Another big challenge here is that we have term limit policies where the government is only in power for four years at a time, so they’re unlikely going to invest in a test today that might save someone from having a heart attack 20 years from now. The return on the investment is not within the government’s four-year term, so there has to be a more long term approach or a vision to implement pharmacogenetics in public healthcare systems. Again, it all comes back to education.
Because of these term limit policies, a lot of the studies have been focused on mental health. Pharmacogenetics is very well established for the biggest impact areas of mental health, like anti-anxiety and antidepressants, because those are always hard to get right.
We know that cardiovascular disease is a huge case for pharmacogenomics. We’ve been doing a few cardiovascular studies with hospitals in Toronto, looking at blood-thinning agents, and we found that the help could be very quick. But if, for example, you’re doing a population study for cardiovascular disease and the impact of pharmacogenetics, you typically have to wait years to understand that the case is better than the control, and that testing is better than not testing.
Anyone doing a clinical trial should be collecting DNA, if not the whole DNA analysis or pharmacogenetic analysis along with it. It doesn’t make sense to do a clinical trial and not take at least a swab because it costs very little compared to the cost of a clinical trial. Take a swab, put the cells in the freezer, or even make DNA and put in the freezer. That doesn’t cost a lot, but it could end up being super valuable down the road.
Imagine doing a clinical trial with a drug that helps people with certain genetics, but kills people with a very rare genetic variant disorder. If a couple of people die in a trial, you can figure out why and come up with a companion diagnostic that would rule out risk factors before prescribing the drug.
We are doing studies in that area and hopefully, we can contribute and convince the government to cover pharmacogenetics sometime in the future.

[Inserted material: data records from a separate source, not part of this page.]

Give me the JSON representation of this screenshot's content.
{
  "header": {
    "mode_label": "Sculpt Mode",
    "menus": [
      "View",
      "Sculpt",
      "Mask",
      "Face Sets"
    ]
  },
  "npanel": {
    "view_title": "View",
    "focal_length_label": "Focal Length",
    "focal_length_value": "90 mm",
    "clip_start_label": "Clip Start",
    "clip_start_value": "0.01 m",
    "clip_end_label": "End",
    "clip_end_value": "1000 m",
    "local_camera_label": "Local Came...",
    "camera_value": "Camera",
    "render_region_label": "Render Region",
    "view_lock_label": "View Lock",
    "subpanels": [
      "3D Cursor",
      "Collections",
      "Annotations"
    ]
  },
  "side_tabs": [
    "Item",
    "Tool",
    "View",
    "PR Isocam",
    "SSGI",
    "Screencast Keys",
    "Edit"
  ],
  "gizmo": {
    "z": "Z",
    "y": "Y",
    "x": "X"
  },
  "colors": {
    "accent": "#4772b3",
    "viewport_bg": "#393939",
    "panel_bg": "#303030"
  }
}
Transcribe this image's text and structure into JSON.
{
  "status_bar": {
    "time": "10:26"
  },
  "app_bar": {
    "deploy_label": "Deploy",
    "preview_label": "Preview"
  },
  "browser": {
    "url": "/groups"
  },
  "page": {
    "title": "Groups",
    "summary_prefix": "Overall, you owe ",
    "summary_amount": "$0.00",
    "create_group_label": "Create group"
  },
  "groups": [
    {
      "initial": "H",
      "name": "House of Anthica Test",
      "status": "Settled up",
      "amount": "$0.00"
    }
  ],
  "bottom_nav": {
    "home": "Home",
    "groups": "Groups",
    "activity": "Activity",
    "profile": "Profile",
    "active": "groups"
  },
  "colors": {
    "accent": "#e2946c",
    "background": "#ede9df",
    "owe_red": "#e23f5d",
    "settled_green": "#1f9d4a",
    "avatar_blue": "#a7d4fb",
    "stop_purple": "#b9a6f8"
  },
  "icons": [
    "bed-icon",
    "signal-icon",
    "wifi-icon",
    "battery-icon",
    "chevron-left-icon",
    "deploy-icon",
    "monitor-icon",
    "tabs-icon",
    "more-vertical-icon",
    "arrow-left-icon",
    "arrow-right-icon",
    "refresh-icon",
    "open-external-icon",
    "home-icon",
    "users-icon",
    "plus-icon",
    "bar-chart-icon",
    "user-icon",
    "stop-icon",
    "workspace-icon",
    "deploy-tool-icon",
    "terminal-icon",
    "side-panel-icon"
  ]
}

How do you envision the future of your industry?
I think we’ll have real-time biofeedback that doesn’t just look at DNA but at multiple types of biomarkers. As mentioned above, it’s going to be a whole ‘OMICS’ approach. We might have a watch with sensors that reads protein and RNA biomarkers in real-time and gives feedback on what’s happening in the body. Going back to the iron example, your watch might check your iron levels, either once a day or constantly in real-time, and send you notifications about things you should be eating or doing to keep the levels in check. This might be far in the future, but I think we’ll all have our DNA known.